Historically, our communities survived on their traditional ecological knowledge (TEK) base. The products they manufactured formed part of their livelihood. Even today many local and indigenous communities meet their basic needs from the products they manufacture and sell based on their traditional knowledge. Maintenance of their health even now is based on traditional medicines derived from plants and other natural products. The developments of new technology, medicinal products, educational system etc. are major threat to the survival of many of these communities and their knowledge. TEK is generally associated with biological resources and is invariably an impalpable component of such biological resources.
In layperson’s words, TEK could be realized as knowledge which has been collected or accumulated by a community through years of experience, it is often attempted and tried out over long period of time, and it is also well adapted to local culture and environment. Traditional knowledge is deep rooted in every community across the globe. Such kind of knowledge system is vital for their well-being and for sustainable development. The traditional knowledge system has been developed by the communities to conserve and utilize the biological diversity of their surroundings.Sources of TEK
If we look around in our environment, we will find out legion sources of TEK hidden in our villages, countryside, community etc. The main sources could are: farmers, community leaders, elder persons, folklore, painters, healers, shepherds etc. It is also apt to mention that TEK is locally appropriate and specifically adapted as per the requirement of local conditions, it provides a control in resources exploitation required for immediate survival, and it helps in having diversified production system without overexploitation of a single resource.
How to protect TEK
There are numerous reasons which depict the need to protect the TEK. “Until recently, western scientists have typically rejected the traditional knowledge of indigenous peoples as anecdotal, non-quantitative, and unscientific. Today the scientific importance of traditional knowledge is recognized and valued by those carrying out research in areas that are inhabited by indigenous peoples.
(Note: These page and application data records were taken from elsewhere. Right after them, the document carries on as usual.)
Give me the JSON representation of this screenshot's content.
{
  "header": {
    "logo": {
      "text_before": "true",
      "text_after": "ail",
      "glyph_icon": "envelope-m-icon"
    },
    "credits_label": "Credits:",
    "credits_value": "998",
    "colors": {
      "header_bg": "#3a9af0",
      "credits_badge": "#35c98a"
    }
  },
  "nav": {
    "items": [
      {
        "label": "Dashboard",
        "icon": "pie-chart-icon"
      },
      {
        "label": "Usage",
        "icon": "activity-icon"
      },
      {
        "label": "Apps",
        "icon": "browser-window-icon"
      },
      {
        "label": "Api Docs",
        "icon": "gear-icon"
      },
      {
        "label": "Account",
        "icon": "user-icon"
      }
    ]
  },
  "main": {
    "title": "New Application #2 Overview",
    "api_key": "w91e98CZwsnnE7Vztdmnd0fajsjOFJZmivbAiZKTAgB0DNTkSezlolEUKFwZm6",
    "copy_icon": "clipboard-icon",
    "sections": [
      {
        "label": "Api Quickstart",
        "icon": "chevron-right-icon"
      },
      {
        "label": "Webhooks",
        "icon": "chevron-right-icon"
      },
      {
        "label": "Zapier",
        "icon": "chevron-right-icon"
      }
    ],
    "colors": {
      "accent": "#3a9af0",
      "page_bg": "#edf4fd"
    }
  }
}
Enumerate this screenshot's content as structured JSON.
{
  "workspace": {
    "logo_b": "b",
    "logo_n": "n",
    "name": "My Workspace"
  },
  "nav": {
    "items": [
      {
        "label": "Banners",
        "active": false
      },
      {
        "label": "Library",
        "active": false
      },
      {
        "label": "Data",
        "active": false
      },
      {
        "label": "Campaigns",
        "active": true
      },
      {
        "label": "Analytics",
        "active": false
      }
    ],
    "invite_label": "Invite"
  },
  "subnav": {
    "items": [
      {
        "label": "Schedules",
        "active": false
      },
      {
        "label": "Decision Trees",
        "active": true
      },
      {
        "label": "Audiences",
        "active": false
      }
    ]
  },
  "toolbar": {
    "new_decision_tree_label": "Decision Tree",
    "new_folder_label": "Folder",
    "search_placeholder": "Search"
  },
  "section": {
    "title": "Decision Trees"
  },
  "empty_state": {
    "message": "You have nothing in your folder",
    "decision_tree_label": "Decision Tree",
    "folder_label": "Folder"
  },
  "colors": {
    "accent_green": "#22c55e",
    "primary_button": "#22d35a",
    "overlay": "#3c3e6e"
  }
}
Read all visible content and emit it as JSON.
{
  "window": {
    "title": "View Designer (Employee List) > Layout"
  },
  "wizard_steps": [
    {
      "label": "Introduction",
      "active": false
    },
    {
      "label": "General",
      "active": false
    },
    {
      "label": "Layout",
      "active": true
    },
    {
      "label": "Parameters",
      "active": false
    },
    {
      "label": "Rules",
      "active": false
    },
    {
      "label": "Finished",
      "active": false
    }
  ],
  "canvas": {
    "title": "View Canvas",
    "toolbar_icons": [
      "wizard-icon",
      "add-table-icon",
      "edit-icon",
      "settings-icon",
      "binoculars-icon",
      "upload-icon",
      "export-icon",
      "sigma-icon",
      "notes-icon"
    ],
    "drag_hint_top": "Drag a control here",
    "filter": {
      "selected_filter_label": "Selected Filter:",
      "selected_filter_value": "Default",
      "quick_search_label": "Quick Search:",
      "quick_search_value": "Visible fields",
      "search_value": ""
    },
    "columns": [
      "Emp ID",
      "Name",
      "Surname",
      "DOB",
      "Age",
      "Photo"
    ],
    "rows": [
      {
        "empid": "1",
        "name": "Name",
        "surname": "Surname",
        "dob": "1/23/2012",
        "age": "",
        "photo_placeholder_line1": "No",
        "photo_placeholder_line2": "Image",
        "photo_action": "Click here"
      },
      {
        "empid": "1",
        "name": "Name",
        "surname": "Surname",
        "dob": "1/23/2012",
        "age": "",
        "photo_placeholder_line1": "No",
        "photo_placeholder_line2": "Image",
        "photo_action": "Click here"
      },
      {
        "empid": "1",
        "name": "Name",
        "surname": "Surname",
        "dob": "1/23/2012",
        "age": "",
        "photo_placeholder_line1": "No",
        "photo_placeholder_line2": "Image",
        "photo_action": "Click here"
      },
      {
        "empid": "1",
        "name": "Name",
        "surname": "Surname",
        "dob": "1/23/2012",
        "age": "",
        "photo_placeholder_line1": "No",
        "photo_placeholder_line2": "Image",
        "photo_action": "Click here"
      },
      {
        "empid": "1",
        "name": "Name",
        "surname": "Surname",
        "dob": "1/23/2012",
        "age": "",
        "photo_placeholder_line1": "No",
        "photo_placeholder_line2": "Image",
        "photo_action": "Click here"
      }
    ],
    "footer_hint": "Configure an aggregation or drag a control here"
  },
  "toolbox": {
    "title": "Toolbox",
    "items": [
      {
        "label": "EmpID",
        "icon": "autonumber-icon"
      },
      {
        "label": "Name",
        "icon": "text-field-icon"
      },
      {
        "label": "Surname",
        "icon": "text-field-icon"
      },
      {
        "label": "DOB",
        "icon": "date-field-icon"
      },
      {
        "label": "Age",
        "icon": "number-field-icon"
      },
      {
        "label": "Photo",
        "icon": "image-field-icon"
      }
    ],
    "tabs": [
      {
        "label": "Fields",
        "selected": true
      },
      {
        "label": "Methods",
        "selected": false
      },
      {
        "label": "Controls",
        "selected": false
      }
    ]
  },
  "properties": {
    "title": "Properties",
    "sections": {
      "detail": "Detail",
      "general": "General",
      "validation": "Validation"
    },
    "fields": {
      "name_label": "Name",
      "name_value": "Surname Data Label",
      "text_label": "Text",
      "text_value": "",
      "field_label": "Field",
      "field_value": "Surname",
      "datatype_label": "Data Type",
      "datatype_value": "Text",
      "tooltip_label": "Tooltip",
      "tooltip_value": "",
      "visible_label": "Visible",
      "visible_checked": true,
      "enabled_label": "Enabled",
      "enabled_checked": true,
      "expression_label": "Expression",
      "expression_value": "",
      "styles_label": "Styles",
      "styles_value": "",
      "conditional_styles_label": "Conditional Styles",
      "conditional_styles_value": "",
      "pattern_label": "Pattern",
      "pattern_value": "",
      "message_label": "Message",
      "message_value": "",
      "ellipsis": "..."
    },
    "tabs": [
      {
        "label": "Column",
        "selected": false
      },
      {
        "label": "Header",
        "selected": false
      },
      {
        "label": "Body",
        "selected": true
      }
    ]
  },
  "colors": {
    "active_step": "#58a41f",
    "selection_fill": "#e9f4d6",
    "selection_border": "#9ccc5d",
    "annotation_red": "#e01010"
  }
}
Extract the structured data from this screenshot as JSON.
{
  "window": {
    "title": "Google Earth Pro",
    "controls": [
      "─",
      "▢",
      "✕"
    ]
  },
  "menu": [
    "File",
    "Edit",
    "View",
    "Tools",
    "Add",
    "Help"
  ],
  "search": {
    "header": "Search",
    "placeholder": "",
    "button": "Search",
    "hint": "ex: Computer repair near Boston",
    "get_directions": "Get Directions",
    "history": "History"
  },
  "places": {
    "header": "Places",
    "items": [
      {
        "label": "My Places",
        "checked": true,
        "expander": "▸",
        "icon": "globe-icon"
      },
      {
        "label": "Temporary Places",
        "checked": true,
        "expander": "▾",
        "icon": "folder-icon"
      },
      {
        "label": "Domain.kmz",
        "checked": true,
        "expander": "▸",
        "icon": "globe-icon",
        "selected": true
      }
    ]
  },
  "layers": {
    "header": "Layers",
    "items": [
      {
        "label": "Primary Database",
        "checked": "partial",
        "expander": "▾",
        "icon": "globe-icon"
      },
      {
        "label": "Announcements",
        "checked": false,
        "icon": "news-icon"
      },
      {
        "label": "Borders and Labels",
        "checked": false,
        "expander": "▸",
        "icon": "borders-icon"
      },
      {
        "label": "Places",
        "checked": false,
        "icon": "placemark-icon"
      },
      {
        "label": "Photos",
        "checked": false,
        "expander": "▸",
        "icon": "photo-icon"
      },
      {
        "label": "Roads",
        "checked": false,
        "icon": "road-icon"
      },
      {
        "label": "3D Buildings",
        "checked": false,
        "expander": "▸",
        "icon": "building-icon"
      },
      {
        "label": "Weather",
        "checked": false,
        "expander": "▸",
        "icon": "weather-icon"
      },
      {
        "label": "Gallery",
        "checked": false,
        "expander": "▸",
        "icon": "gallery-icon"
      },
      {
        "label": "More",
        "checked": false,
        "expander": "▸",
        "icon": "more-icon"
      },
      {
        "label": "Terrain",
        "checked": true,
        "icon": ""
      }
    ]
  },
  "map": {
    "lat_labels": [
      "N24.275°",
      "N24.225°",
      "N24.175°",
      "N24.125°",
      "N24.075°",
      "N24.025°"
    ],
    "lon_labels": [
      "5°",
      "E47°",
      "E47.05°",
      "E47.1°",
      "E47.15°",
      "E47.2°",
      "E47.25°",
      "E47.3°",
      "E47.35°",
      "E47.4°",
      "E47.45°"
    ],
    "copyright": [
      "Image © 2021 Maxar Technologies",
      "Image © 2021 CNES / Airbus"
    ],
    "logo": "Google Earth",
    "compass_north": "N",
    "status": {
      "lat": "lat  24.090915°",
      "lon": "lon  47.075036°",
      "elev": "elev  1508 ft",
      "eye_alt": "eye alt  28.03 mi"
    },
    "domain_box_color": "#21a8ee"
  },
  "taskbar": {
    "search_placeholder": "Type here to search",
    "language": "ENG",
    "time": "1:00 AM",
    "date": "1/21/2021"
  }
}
Educators also recognize the importance of using traditional knowledge in the classroom and there are currently many efforts to develop culturally relevant curricula for classrooms all across the globe.” (L. C. Sommer, C. E. Talus et.al, Fourteenth AR M Science Team Meeting Proceedings, Albuquerque, New Mexico, 2004).
According to Berkes 1999, TEK is “[a] cumulative body of knowledge, practice, and belief, evolving by adaptive processes and handed down through generations by cultural transmission, about the relationships of living beings (including humans) with one another and with their environment.”
- To improve the livelihoods of TEK holders and communities- TEK is a valuable asset to indigenous and local communities who depend on TEK for their livelihood as well as to manage and exploit their local ecosystem in sustainable manner.
- To prevent biopiracy- Biopiracy refers either to the unauthorized extraction of biological resources and / or associated TEK or to the patenting, without compensation of spurious inventions based on such knowledge or resources.
- To prevent knowledge erosion- Documentation and transfer of TEK is urgently needed in view of the rapid erosion of this knowledge base.
- To conserve the environment - The traditional communities are intelligent and have made agriculture sustainable through their different agricultural practices. They create a balance between the environment and requirement.
- To conserve resources- Strategy for protection should take into account the fact that genetic resources and TEK are inextricably linked.
Here is a link to a documentary by Timo Holthoff, Learn2Change - Global Network of Educational Activists. https://youtu.be/0FeXrwf0YPM